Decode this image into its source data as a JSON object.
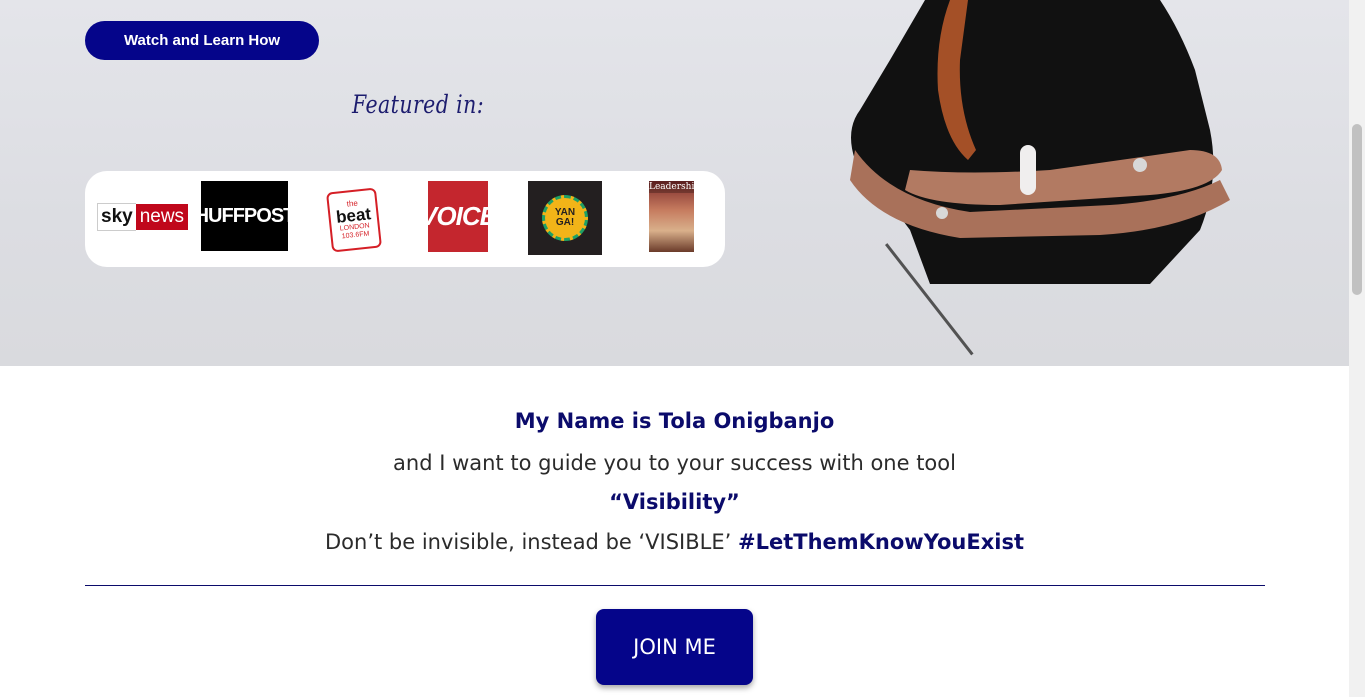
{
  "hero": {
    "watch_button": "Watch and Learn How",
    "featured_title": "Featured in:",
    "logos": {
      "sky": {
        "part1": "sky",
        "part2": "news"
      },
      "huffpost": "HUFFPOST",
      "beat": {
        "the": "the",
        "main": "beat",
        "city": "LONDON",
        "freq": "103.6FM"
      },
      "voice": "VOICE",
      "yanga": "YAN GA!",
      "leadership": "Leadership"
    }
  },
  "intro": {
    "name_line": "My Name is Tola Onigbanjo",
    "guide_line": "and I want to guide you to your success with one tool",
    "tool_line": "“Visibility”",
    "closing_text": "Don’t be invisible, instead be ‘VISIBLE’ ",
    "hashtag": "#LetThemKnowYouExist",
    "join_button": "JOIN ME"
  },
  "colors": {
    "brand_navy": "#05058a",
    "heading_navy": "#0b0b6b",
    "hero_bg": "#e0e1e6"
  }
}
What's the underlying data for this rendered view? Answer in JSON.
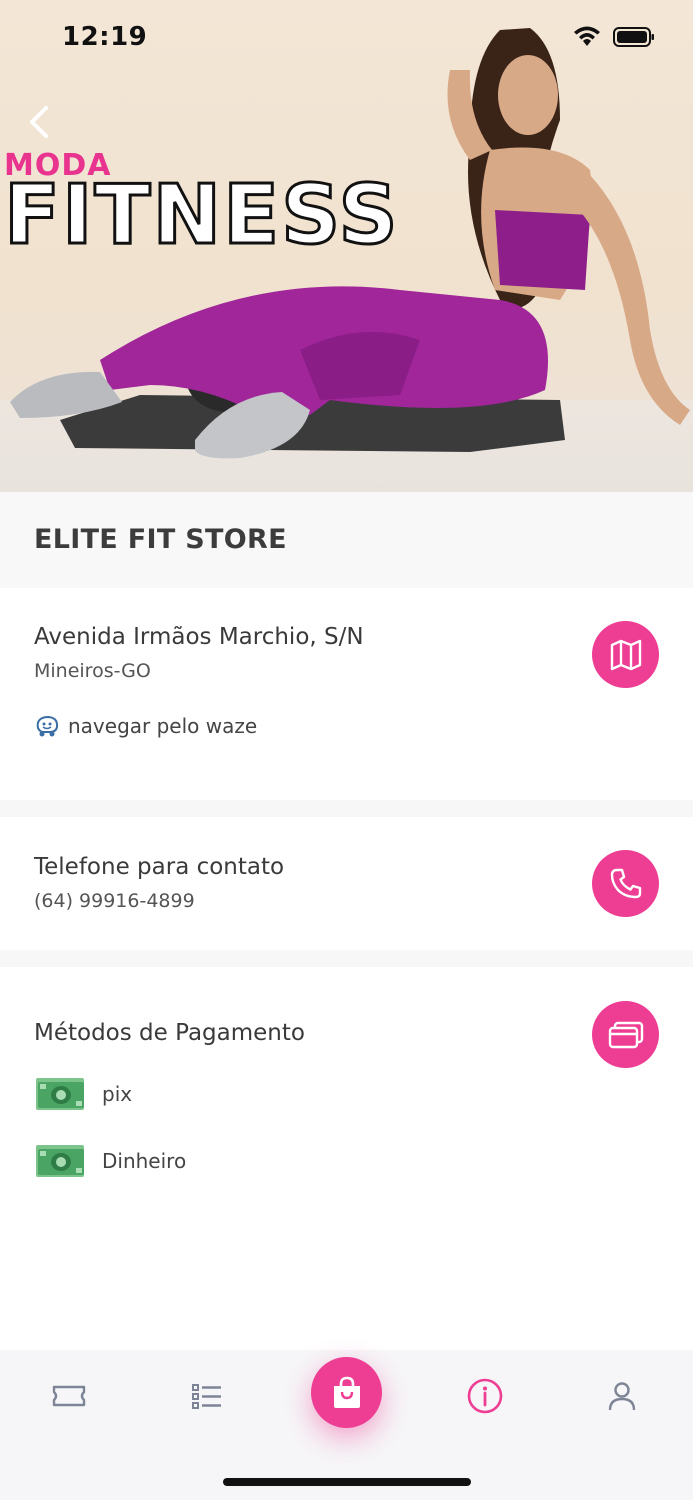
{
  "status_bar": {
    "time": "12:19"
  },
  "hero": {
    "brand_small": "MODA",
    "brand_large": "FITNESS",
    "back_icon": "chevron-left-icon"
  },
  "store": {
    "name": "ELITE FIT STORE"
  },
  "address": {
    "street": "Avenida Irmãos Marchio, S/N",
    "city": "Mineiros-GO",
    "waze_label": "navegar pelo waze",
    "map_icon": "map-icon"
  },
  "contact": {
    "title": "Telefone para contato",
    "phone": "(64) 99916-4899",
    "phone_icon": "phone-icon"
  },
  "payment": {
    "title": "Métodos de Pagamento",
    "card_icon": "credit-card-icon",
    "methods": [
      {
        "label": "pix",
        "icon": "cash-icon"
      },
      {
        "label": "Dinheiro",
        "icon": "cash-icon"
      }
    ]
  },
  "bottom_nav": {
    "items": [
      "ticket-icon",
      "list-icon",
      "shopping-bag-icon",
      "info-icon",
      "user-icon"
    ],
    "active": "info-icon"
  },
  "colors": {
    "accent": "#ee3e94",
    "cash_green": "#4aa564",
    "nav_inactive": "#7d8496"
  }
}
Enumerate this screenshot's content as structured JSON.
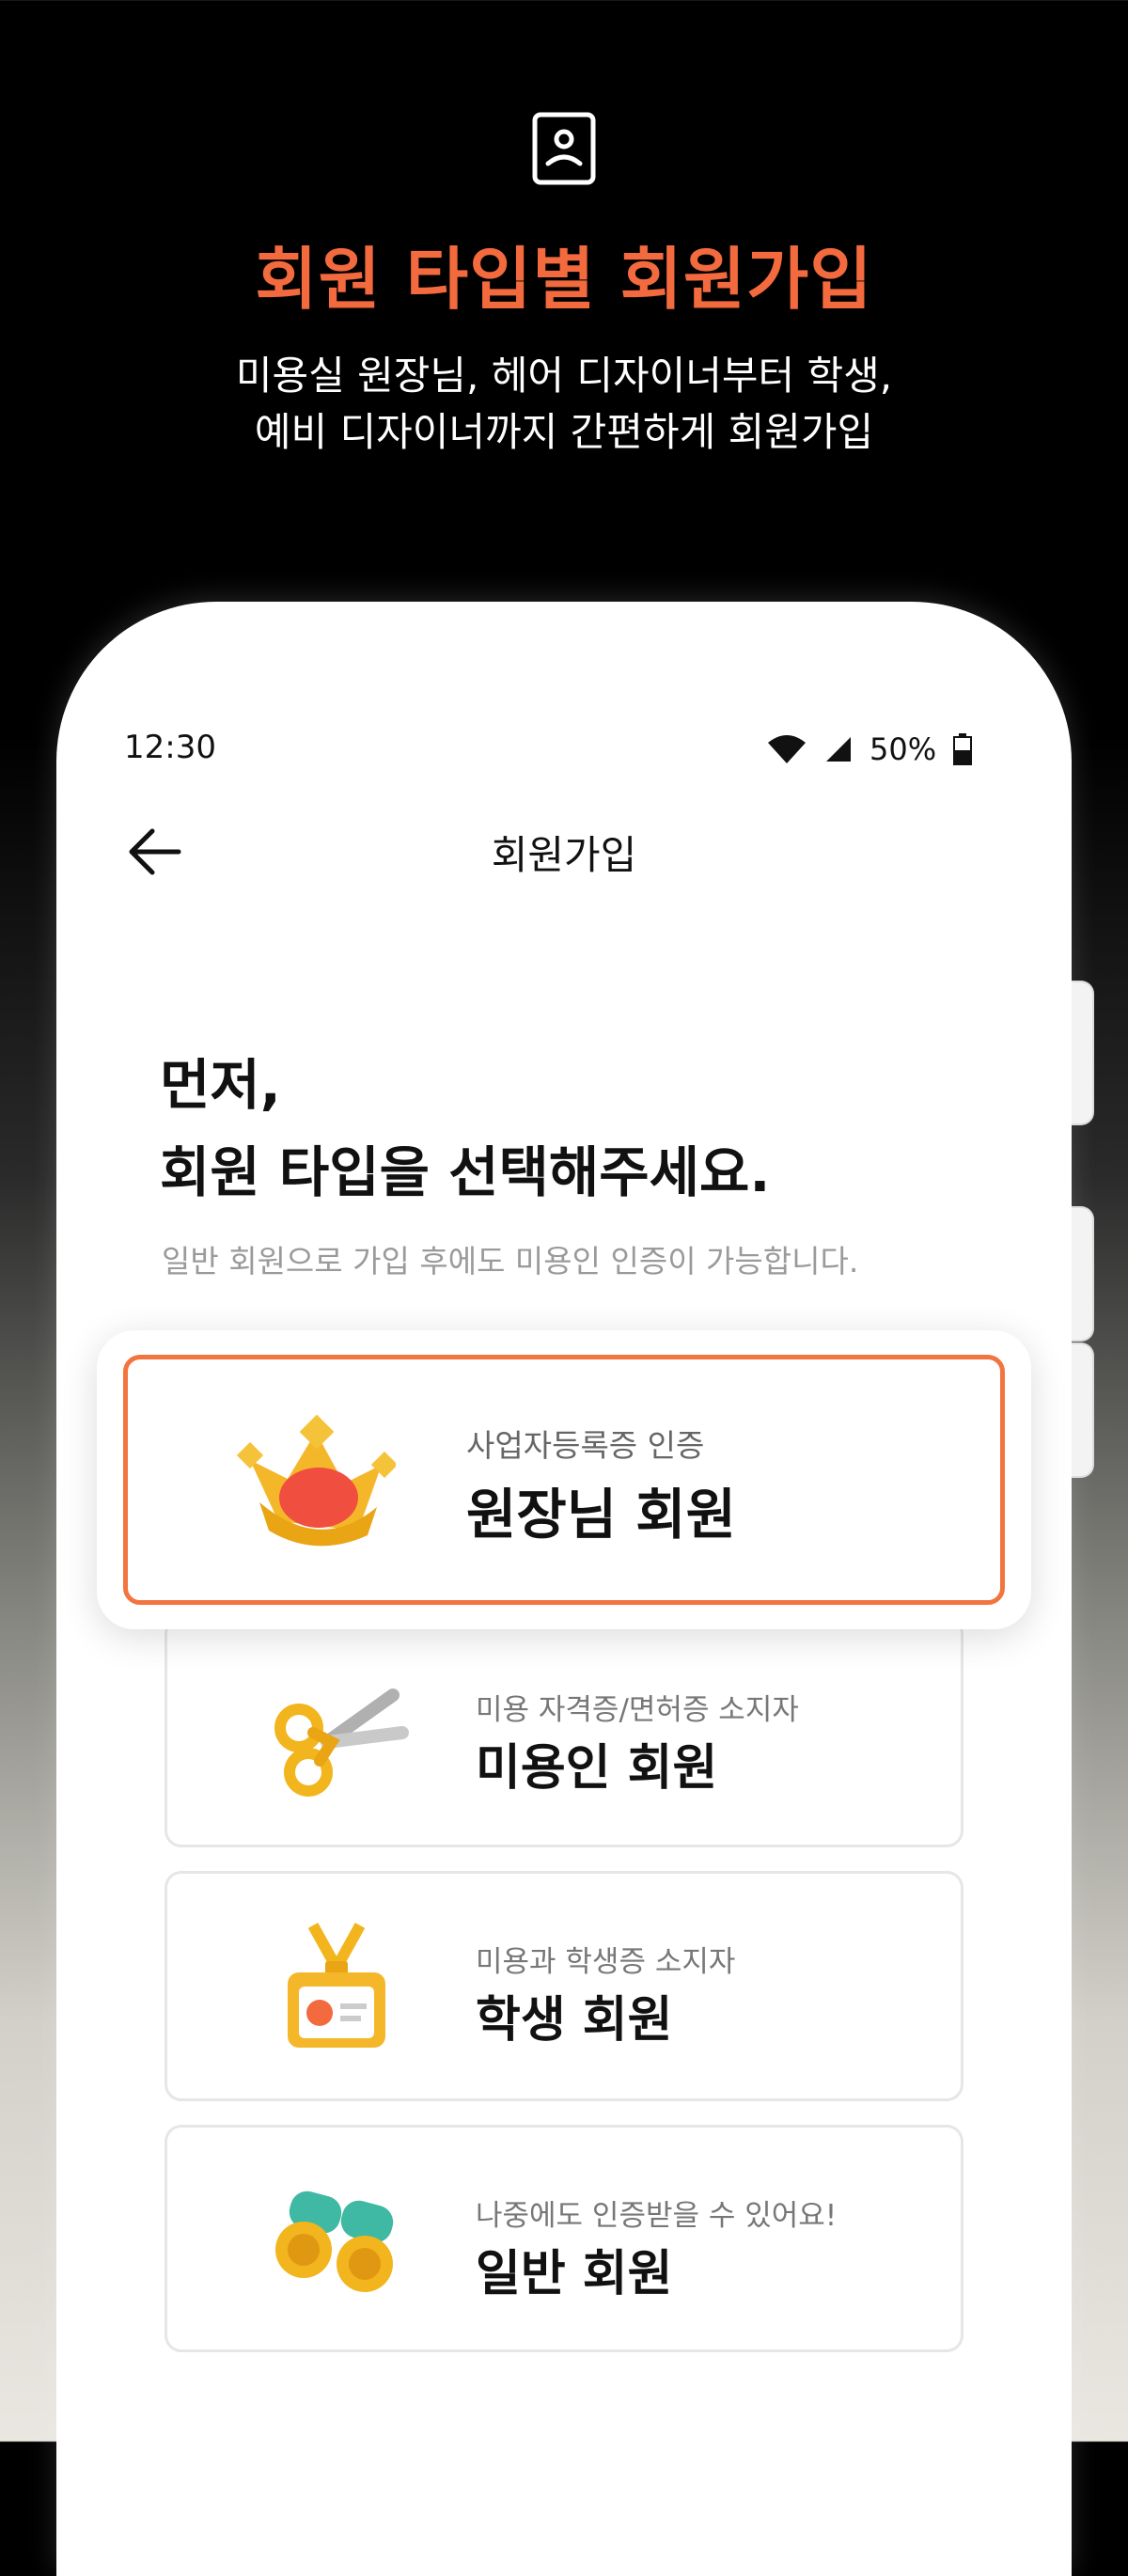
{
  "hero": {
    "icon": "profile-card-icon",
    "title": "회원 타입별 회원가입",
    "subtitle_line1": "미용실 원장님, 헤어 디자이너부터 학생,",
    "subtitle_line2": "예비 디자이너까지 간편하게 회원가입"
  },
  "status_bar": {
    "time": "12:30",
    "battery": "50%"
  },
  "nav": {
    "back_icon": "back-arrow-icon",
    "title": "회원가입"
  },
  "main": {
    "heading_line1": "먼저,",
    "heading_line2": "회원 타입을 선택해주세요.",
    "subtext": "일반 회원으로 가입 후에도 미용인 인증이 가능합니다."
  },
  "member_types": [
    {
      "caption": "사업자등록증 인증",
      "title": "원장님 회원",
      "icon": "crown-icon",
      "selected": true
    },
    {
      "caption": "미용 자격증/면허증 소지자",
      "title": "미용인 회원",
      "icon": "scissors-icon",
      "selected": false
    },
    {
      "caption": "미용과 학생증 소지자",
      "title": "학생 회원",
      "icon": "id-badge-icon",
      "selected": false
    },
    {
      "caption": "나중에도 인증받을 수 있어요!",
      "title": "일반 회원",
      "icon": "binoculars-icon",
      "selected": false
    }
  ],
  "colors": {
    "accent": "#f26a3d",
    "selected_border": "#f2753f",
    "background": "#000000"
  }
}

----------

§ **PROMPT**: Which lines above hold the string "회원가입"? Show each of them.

§ **TASK RESULT**:
    "title": "회원 타입별 회원가입",
    "subtitle_line2": "예비 디자이너까지 간편하게 회원가입"
    "title": "회원가입"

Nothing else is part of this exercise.